Exercise brief:
Work through the entries below and show every line in which "nach" is found.

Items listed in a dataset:
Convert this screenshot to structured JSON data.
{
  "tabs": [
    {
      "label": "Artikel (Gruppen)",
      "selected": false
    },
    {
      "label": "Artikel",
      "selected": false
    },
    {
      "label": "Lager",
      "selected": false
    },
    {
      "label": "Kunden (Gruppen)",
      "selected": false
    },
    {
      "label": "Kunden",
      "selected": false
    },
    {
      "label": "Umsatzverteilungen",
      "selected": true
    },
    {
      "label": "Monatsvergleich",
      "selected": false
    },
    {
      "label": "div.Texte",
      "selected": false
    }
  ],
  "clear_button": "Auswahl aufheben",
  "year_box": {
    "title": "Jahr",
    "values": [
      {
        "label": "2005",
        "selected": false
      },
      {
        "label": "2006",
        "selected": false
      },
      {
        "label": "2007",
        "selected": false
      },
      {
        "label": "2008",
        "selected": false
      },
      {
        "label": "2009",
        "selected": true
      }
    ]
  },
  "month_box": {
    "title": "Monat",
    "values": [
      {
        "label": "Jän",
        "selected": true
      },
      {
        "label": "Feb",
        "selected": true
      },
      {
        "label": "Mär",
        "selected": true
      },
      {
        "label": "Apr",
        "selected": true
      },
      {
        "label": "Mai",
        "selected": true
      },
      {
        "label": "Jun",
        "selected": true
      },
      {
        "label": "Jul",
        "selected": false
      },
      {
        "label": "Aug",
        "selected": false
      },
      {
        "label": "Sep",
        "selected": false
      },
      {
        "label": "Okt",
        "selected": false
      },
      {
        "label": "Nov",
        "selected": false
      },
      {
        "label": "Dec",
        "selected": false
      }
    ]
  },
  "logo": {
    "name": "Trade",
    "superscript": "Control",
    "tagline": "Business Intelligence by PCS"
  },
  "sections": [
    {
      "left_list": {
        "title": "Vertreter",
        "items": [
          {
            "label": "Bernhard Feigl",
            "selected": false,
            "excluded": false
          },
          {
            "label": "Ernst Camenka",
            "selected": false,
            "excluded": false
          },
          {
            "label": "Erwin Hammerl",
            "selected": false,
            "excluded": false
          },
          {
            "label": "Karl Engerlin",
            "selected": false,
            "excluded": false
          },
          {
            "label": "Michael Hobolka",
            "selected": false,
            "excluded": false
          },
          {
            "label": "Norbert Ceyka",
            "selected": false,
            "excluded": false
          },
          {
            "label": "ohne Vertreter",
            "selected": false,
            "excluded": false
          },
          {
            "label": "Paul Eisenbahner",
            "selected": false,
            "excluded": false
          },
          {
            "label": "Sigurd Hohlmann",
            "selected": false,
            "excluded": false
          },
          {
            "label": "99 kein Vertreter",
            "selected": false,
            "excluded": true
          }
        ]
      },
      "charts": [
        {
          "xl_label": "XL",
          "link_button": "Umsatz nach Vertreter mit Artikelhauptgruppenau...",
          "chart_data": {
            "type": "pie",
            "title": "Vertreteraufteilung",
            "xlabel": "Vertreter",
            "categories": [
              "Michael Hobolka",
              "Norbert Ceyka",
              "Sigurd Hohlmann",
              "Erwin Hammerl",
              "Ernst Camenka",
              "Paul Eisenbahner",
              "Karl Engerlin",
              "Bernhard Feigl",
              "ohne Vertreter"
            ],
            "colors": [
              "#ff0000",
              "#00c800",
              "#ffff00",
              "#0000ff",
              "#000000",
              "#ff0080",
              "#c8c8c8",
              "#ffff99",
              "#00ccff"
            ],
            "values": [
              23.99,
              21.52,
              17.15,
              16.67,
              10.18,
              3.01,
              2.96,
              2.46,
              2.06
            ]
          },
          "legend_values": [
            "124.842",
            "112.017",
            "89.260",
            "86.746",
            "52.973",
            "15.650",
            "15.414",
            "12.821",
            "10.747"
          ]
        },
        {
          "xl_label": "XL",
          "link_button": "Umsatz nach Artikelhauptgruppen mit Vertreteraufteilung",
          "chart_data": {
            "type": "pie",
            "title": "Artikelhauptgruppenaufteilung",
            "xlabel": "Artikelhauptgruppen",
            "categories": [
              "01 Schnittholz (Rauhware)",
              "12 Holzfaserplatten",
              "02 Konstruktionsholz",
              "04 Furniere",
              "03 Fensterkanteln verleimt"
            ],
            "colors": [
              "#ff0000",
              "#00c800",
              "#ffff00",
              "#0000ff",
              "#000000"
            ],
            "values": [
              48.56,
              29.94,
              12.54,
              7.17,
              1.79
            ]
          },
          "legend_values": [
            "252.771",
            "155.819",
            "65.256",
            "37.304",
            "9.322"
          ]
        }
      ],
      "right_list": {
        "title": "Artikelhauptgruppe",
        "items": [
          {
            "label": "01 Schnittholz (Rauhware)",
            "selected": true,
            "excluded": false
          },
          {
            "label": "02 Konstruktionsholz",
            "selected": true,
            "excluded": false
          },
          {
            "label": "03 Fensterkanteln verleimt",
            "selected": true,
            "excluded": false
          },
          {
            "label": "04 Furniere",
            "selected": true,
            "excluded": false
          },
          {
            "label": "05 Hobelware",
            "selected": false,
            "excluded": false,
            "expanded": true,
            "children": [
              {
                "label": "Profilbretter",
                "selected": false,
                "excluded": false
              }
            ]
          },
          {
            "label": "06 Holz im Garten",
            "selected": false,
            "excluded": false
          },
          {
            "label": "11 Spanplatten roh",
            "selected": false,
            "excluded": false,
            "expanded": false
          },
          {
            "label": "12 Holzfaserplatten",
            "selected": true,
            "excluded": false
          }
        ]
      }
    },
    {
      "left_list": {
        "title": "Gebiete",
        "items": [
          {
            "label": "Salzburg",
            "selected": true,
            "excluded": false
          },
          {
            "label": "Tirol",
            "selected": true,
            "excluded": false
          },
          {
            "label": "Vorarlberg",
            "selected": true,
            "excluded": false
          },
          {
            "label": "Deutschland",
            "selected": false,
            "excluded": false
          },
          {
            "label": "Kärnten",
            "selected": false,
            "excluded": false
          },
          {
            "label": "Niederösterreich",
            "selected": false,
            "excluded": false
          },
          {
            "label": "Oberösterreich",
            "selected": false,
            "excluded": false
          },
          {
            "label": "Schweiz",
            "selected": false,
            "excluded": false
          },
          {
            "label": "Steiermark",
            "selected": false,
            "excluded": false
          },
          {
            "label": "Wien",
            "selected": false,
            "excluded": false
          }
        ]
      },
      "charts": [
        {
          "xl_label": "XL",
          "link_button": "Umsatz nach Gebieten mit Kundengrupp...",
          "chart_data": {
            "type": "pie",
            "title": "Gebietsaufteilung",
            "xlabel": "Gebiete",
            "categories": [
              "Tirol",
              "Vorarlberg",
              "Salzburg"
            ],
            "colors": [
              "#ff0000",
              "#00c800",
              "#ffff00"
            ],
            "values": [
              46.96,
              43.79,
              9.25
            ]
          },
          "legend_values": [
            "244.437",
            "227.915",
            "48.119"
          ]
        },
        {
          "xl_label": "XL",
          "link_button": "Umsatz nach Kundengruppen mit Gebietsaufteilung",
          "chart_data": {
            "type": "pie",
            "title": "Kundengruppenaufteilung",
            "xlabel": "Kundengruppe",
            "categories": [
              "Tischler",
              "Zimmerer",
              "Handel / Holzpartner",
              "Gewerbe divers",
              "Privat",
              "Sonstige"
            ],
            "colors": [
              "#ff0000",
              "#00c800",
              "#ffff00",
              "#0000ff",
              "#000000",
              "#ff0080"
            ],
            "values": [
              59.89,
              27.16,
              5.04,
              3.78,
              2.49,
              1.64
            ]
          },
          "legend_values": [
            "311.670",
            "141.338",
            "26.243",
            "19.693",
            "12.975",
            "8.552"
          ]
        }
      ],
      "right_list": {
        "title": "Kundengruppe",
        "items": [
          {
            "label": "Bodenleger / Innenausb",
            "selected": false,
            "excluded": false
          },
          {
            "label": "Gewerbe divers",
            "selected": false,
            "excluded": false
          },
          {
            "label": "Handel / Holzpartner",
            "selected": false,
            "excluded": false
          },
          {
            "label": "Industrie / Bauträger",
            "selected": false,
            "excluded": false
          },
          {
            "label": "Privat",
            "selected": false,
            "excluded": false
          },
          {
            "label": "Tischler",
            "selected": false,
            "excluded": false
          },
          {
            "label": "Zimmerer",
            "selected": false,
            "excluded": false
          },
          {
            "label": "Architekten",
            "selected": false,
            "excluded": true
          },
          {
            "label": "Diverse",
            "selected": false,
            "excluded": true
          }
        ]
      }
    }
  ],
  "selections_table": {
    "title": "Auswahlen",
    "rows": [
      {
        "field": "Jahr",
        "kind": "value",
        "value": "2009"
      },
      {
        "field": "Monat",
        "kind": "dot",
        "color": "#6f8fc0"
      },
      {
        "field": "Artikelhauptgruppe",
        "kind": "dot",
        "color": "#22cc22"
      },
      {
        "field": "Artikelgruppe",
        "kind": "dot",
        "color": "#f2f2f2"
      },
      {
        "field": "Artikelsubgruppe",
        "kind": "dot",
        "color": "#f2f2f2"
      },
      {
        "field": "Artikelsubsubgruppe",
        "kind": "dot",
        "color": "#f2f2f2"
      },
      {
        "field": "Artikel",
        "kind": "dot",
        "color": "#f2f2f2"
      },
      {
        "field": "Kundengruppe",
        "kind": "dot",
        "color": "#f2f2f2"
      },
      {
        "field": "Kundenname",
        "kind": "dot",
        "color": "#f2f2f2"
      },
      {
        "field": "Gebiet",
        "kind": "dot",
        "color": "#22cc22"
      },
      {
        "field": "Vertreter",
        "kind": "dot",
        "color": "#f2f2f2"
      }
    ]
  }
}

Result:
          "link_button": "Umsatz nach Vertreter mit Artikelhauptgruppenau...",
          "link_button": "Umsatz nach Artikelhauptgruppen mit Vertreteraufteilung",
          "link_button": "Umsatz nach Gebieten mit Kundengrupp...",
          "link_button": "Umsatz nach Kundengruppen mit Gebietsaufteilung",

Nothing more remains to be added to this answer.